View the Webinar
The rapid expansion of the craft distilled spirits sector in the USA and overseas has created excitement and passion amongst producers and consumers alike. With over 1,300 craft distilleries now active in the USA, consumers have an ever-expanding choice of products to choose from. As many distillers hailing originally from the brewing industry, is there the opportunity to translate brewing know-how to the relatively nascent craft distilling sector?
In this webinar, we explore the similarities and differences between the brewing and distilling sectors and tease out the potential mutual learnings are for each sector from the other.

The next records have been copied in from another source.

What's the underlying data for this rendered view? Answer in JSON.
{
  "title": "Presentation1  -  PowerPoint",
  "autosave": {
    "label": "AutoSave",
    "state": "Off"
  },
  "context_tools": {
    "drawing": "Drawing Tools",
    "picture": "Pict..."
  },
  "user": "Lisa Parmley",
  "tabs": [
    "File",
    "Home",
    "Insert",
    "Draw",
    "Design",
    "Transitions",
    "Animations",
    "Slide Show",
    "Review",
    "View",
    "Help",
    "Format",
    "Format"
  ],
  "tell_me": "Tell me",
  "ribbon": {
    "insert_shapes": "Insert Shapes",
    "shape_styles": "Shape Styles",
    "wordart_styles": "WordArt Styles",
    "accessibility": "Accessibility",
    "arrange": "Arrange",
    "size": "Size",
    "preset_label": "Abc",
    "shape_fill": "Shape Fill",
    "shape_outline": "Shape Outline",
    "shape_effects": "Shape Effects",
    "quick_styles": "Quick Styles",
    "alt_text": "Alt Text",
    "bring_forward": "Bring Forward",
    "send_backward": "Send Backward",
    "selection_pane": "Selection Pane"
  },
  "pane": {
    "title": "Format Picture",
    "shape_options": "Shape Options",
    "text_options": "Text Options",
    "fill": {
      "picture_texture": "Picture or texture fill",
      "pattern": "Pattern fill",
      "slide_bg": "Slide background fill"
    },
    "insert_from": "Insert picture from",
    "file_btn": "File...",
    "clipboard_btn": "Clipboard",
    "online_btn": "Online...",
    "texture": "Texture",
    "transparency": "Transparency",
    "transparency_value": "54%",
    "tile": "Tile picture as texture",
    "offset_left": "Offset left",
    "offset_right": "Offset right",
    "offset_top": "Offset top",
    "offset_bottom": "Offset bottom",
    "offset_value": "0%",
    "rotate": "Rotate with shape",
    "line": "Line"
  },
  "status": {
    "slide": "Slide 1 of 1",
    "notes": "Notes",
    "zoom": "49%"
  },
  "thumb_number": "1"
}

For instance, what might the benefits to a distiller be if he/she ferments more akin to a brewing fermentation rather than generally more rapid distilling fermentation regimes? What are the challenges of cross-category products (e.g. beer/spirit mixes) in terms of formulation and shelf-life? We will also consider which spirit production processes most closely align with brewing and consider opportunities for brewing and distilling cooperation.
- Current status of craft distilling in the USA
- Range of distilled spirit production processes
- Similarities and differences between brewing and distilled spirits production
- Conclusion and Q&A session
What attendees will take away:
- The range of elective processes in the distilling industry is greater than for brewing
- Clear understanding of where there is overlap between brewing and spirits sectors
- Have an indication of how brewing science can augment the craft spirits sector
About the Presenter
Oregon State University
After completing a bachelors and PhD in chemistry, Paul Hughes worked for the UK’s Health and Safety Executive for two years. He then spent nine years with the Brewing Research Foundation, followed by six years in the Netherlands as principal scientist with Heineken. After nine years with Heriot-Watt University as director of the International Centre for Brewing and Distilling, Paul moved to Oregon State University in 2015 to establish a distilled spirits program there.